Across the listing below, how many lines contain "marker"? Answer with the number and nothing else.
::: Exercise input :::
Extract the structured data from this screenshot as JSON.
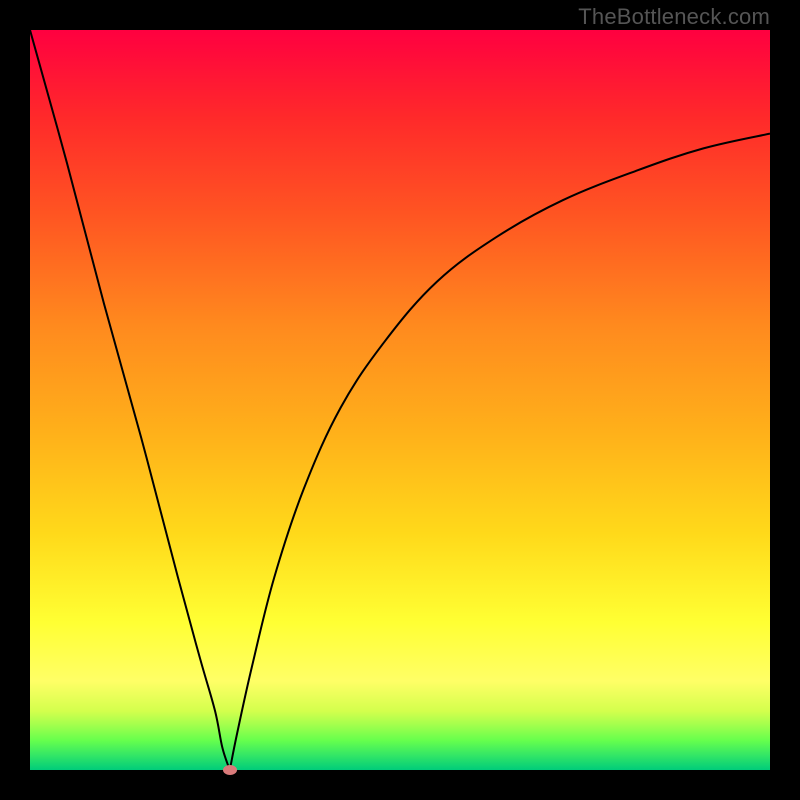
{
  "attribution": "TheBottleneck.com",
  "chart_data": {
    "type": "line",
    "title": "",
    "xlabel": "",
    "ylabel": "",
    "xlim": [
      0,
      100
    ],
    "ylim": [
      0,
      100
    ],
    "grid": false,
    "legend": false,
    "notes": "Background is a vertical gradient from red (high values) through orange/yellow to green (low values). Two black curve segments form a V with a minimum near x≈27. A small desaturated-red oval marker sits at the minimum.",
    "series": [
      {
        "name": "left-branch",
        "x": [
          0,
          5,
          10,
          15,
          20,
          23,
          25,
          26,
          27
        ],
        "values": [
          100,
          82,
          63,
          45,
          26,
          15,
          8,
          3,
          0
        ]
      },
      {
        "name": "right-branch",
        "x": [
          27,
          28,
          30,
          33,
          37,
          42,
          48,
          55,
          63,
          72,
          82,
          91,
          100
        ],
        "values": [
          0,
          5,
          14,
          26,
          38,
          49,
          58,
          66,
          72,
          77,
          81,
          84,
          86
        ]
      }
    ],
    "marker": {
      "x": 27,
      "y": 0
    },
    "gradient_stops": [
      {
        "pct": 0,
        "color": "#ff0040"
      },
      {
        "pct": 12,
        "color": "#ff2a2a"
      },
      {
        "pct": 25,
        "color": "#ff5522"
      },
      {
        "pct": 40,
        "color": "#ff8a1e"
      },
      {
        "pct": 55,
        "color": "#ffb21a"
      },
      {
        "pct": 68,
        "color": "#ffd91a"
      },
      {
        "pct": 80,
        "color": "#ffff33"
      },
      {
        "pct": 88,
        "color": "#ffff66"
      },
      {
        "pct": 92,
        "color": "#d4ff4d"
      },
      {
        "pct": 94,
        "color": "#a0ff4d"
      },
      {
        "pct": 96,
        "color": "#66ff4d"
      },
      {
        "pct": 98,
        "color": "#33e666"
      },
      {
        "pct": 100,
        "color": "#00cc7a"
      }
    ]
  }
}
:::
◆ **Result of the task**
2